Do you ever just want to go through and answer the ones you know and forget about the rest? This is the one for you! Here’s how it works! Read at your own pace for 50% of the readings and spend your time answering those questions as accurately as possible. Then, make your best guess on the rest Note: This is a good option if you are a slow reader who answers with accuracy. › Be honest with yourself. › You don’t want to bomb the test, either. That’s not the point!
You know how there are some selections that are SO BORING and others that don’t suck quite as much? (Even though we all know they’re pretty bad…) › This tip is helpful for students who have trouble pacing themselves or are motivated by initial positive reinforcement. So, start with the ones with subject matter that you like (or the ones you don’t think you’ll hate) or the ones that you think might be easier. Read those and answer those questions first. Then, go back and do all the others. › There’s always one narrative/prose fiction, one humanities, one natural science, and one social science selection. › What order would YOU do them in?
You know how to do this already! You’ve had ANOTHER PowerPoint about it! › This can go hand in hand with the “Questions First” method, if you like. As you read, make notes in the margin of reactions. You’ll start to know the kinds of questions that will be asked, so you might be able to predict some anyway. If you are a visual learner or if you like to focus on main ideas over details, this one is for you!
Determine the main idea of the passage Paraphrase the question stems Predict answers to questions Apply logic – is information actually stated in the passage or not? › Inference: conclusion based on what is stated in the passage › Assumption: unstated evidence, the missing link in an author’s argument PROCESS OF ELIMINATION
Pick the one that you think will work best for you and see if you like it. Then, for each subsequent test, try another method until you find the one that helps you the most. You’ll improve your score every time!

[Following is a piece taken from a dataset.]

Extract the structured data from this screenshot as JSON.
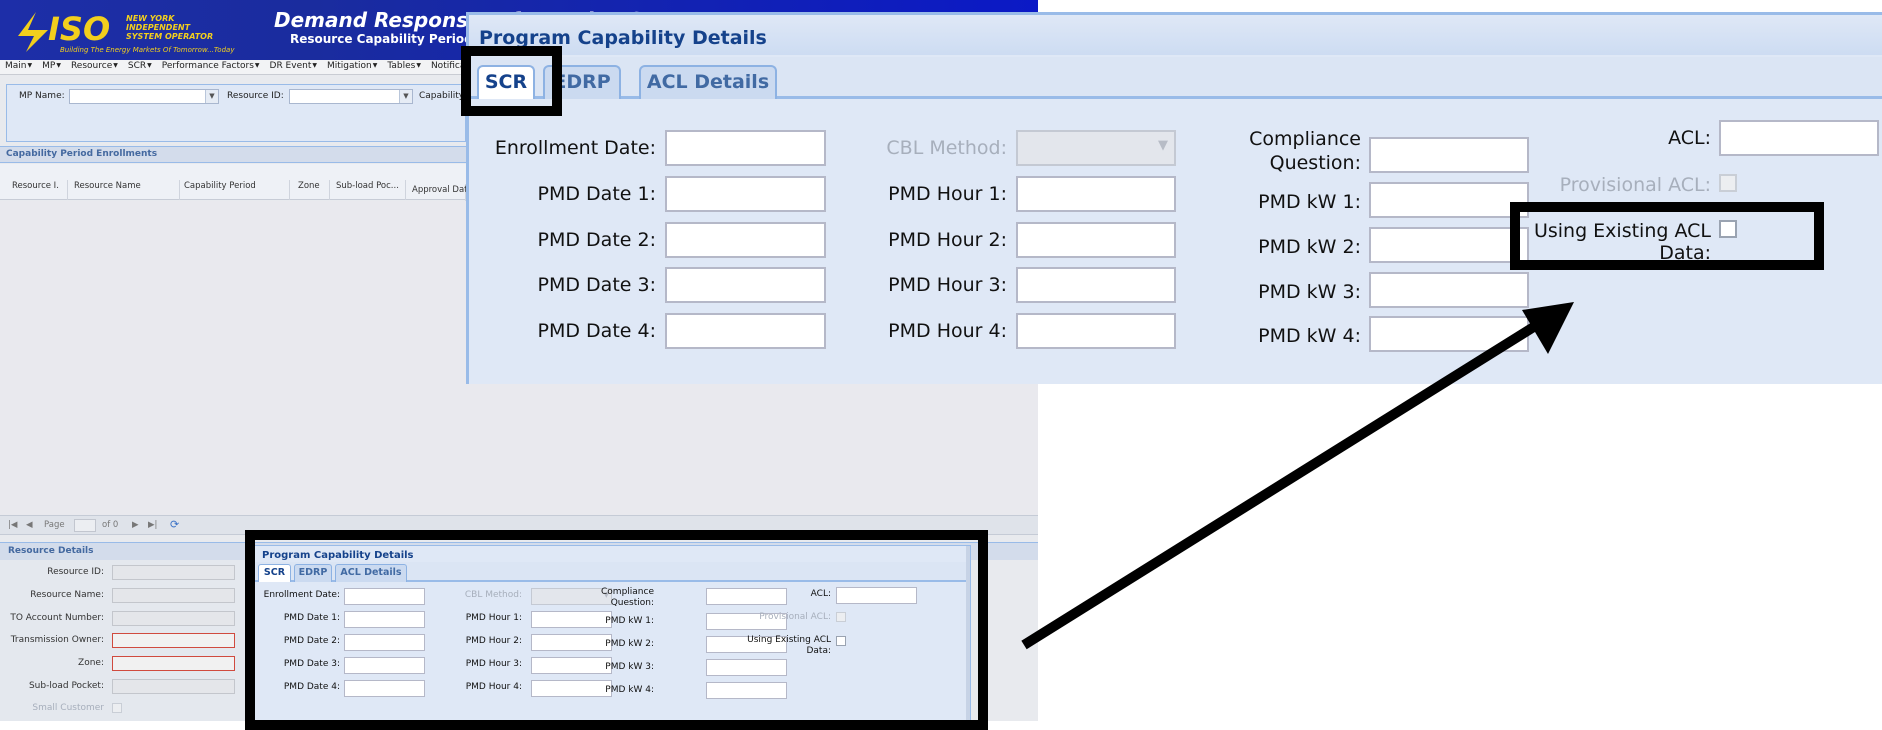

Highlight the numbers of the questions you got wrong. Review the passages and the questions for each incorrect response. › If you understand why the answer you marked is incorrect and can figure out the correct answer, mark the correct answer and explain mistake and correction. › If you don’t understand what the question is asking or anything about the question itself, CIRCLE it. › If you got a question wrong and don’t understand why it’s wrong, mark a !. › If you got a question wrong and don’t understand why the correct one is correct, mark it with a ?. › If you understand why the answer you marked is incorrect and why the correct answer is correct, mark a. › If you just ran out of time, indicate how many you ran out of time for and a reason for why you think you ran out of time.